SEC accuses Texas man of running Bitcoin Ponzi scheme

"Fraudsters are not beyond the reach of the SEC just because they use...virtual currency to mislead investors and violate federal securities laws," the SEC says, as it files charges against a Texas man.

Lance Whitney Contributing Writer
Lance Whitney is a freelance technology writer and trainer and a former IT professional. He's written for Time, CNET, PCMag, and several other publications. He's the author of two tech books--one on Windows and another on LinkedIn.
Lance Whitney
2 min read

A Texas man is in trouble with the feds for allegedly ripping off investors via a Bitcoin-inspired Ponzi scheme.

The SEC announced on Tuesday that it has charged Trendon Shavers, the founder and operator of Bitcoin Savings and Trust, with several violations of federal law.

Shavers reportedly raised at least 700,000 Bitcoin in investments through his company in 2011 and 2012. At that time, his Bitcoin investments were worth $4.5 million. Today, they're worth more than $60 million.

The government accuses Shavers of generating all that money by promising investors 7 percent in interest each week for buying Bitcoin "off the radar" or in large amounts. But in actuality, says the SEC, Shaver was running a Ponzi scheme in which he used Bitcoin from his new investors to cover interest payments and withdrawals on outstanding investments. Further, Shavers allegedly used the Bitcoin from his investors to trade in his own personal account and to pay off his own personal expenses.

"Fraudsters are not beyond the reach of the SEC just because they use Bitcoin or another virtual currency to mislead investors and violate the federal securities laws," Andrew Calamari, director of the SEC's New York Regional Office, said in a statement. "Shavers preyed on investors in an online forum by claiming his investments carried no risk and huge profits for them while his true intentions were rooted in nothing more than personal greed."

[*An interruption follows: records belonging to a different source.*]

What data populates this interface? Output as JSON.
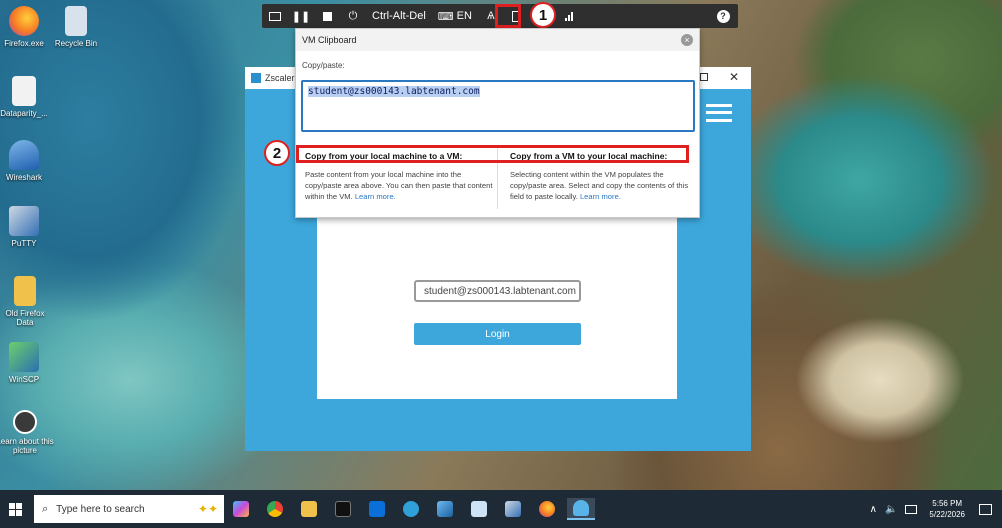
{
  "desktop": {
    "icons": [
      {
        "label": "Firefox.exe",
        "color": "#f57a25"
      },
      {
        "label": "Recycle Bin",
        "color": "#c9d6e4"
      },
      {
        "label": "Dataparity_...",
        "color": "#f2f2f2"
      },
      {
        "label": "Wireshark",
        "color": "#2d77c6"
      },
      {
        "label": "PuTTY",
        "color": "#3470b4"
      },
      {
        "label": "Old Firefox Data",
        "color": "#f1c24b"
      },
      {
        "label": "WinSCP",
        "color": "#4aa14a"
      },
      {
        "label": "Learn about this picture",
        "color": "#3a3a3a"
      }
    ]
  },
  "vm_toolbar": {
    "ctrl_alt_del": "Ctrl-Alt-Del",
    "keyboard_lang": "EN",
    "help": "?"
  },
  "markers": {
    "one": "1",
    "two": "2"
  },
  "zscaler": {
    "title": "Zscaler C",
    "username_value": "student@zs000143.labtenant.com",
    "login_label": "Login"
  },
  "clipboard": {
    "title": "VM Clipboard",
    "close": "×",
    "label": "Copy/paste:",
    "value": "student@zs000143.labtenant.com",
    "left_heading": "Copy from your local machine to a VM:",
    "left_text": "Paste content from your local machine into the copy/paste area above. You can then paste that content within the VM.",
    "right_heading": "Copy from a VM to your local machine:",
    "right_text": "Selecting content within the VM populates the copy/paste area. Select and copy the contents of this field to paste locally.",
    "learn_more": "Learn more."
  },
  "taskbar": {
    "search_placeholder": "Type here to search",
    "time": "5:56 PM",
    "date": "5/22/2026"
  }
}
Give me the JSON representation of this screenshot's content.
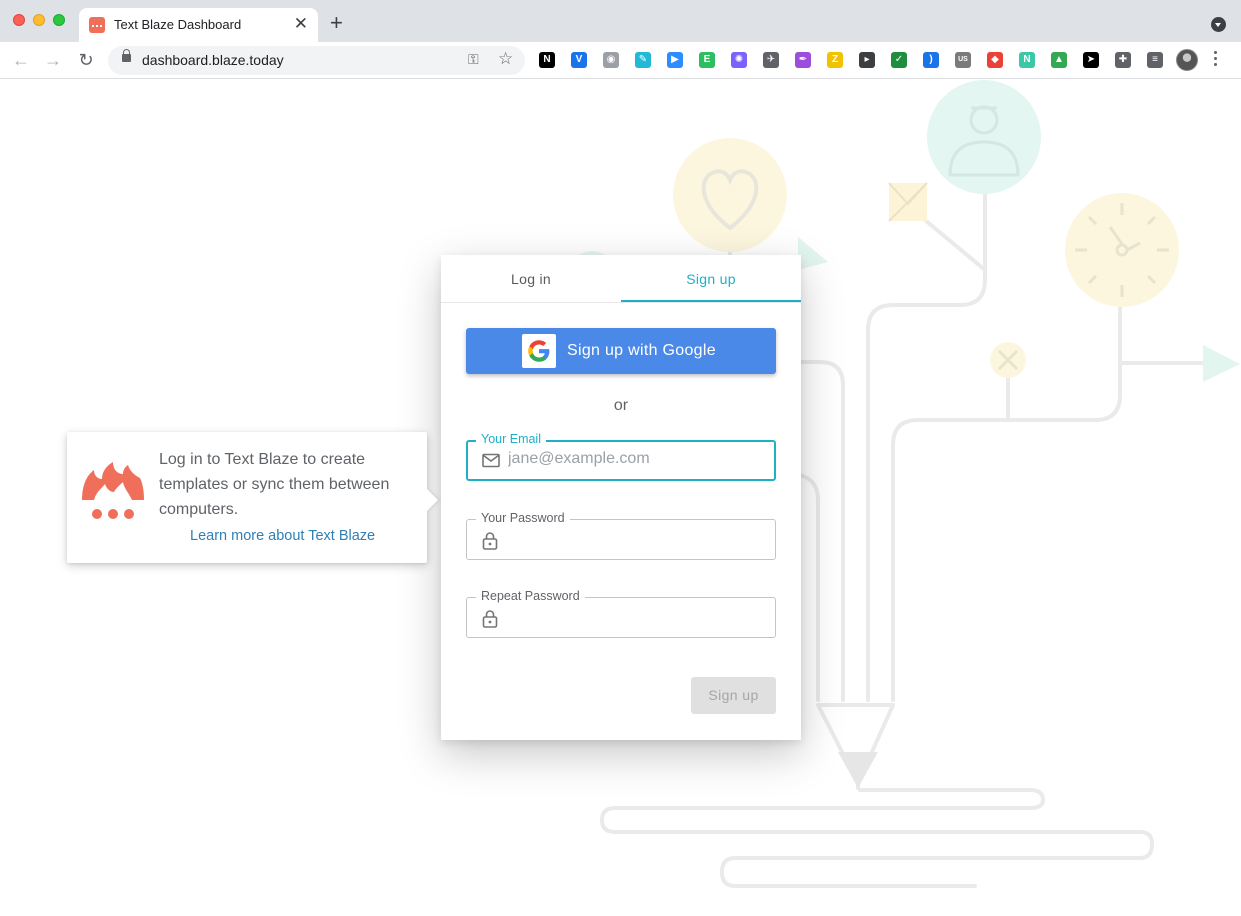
{
  "browser": {
    "tab_title": "Text Blaze Dashboard",
    "tab_close": "✕",
    "new_tab": "+",
    "url": "dashboard.blaze.today",
    "back": "←",
    "forward": "→",
    "reload": "↻",
    "key": "⚿",
    "star": "☆",
    "extensions": [
      {
        "name": "notion-extension-icon",
        "glyph": "N",
        "bg": "#000000"
      },
      {
        "name": "vimeo-extension-icon",
        "glyph": "V",
        "bg": "#1a73e8"
      },
      {
        "name": "camera-extension-icon",
        "glyph": "◉",
        "bg": "#9aa0a6"
      },
      {
        "name": "pen-extension-icon",
        "glyph": "✎",
        "bg": "#22b8d8"
      },
      {
        "name": "zoom-extension-icon",
        "glyph": "▶",
        "bg": "#2d8cff"
      },
      {
        "name": "evernote-extension-icon",
        "glyph": "E",
        "bg": "#2dbe60"
      },
      {
        "name": "flower-extension-icon",
        "glyph": "✺",
        "bg": "#7b61ff"
      },
      {
        "name": "bird-extension-icon",
        "glyph": "✈",
        "bg": "#5f6368"
      },
      {
        "name": "feather-extension-icon",
        "glyph": "✒",
        "bg": "#9c4ddc"
      },
      {
        "name": "z-extension-icon",
        "glyph": "Z",
        "bg": "#f2c200"
      },
      {
        "name": "media-extension-icon",
        "glyph": "▸",
        "bg": "#3c4043"
      },
      {
        "name": "check-extension-icon",
        "glyph": "✓",
        "bg": "#1e8e3e"
      },
      {
        "name": "signal-extension-icon",
        "glyph": ")",
        "bg": "#1a73e8"
      },
      {
        "name": "us-extension-icon",
        "glyph": "US",
        "bg": "#7a7a7a"
      },
      {
        "name": "shield-extension-icon",
        "glyph": "◆",
        "bg": "#ea4335"
      },
      {
        "name": "n-extension-icon",
        "glyph": "N",
        "bg": "#3cc8a6"
      },
      {
        "name": "drive-extension-icon",
        "glyph": "▲",
        "bg": "#34a853"
      },
      {
        "name": "send-extension-icon",
        "glyph": "➤",
        "bg": "#000000"
      },
      {
        "name": "puzzle-extension-icon",
        "glyph": "✚",
        "bg": "#5f6368"
      },
      {
        "name": "media-list-extension-icon",
        "glyph": "≡",
        "bg": "#5f6368"
      }
    ]
  },
  "auth": {
    "tab_login": "Log in",
    "tab_signup": "Sign up",
    "google_button": "Sign up with Google",
    "or_text": "or",
    "email_label": "Your Email",
    "email_placeholder": "jane@example.com",
    "password_label": "Your Password",
    "repeat_password_label": "Repeat Password",
    "submit_label": "Sign up"
  },
  "info": {
    "text": "Log in to Text Blaze to create templates or sync them between computers.",
    "link": "Learn more about Text Blaze"
  },
  "colors": {
    "accent": "#1eb0c8",
    "google_blue": "#4a89e8",
    "brand_orange": "#ef6f5a",
    "link": "#2f7fb5"
  }
}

The SEC is seeking a court order to freeze the assets of Shavers and his company. The agency is also looking for permanent injunctions, financial penalties, and the disgorgement of the ill-gotten gains with prejudgment interest, which means Shavers would have to return all the money he obtained along with interest should he be found guilty.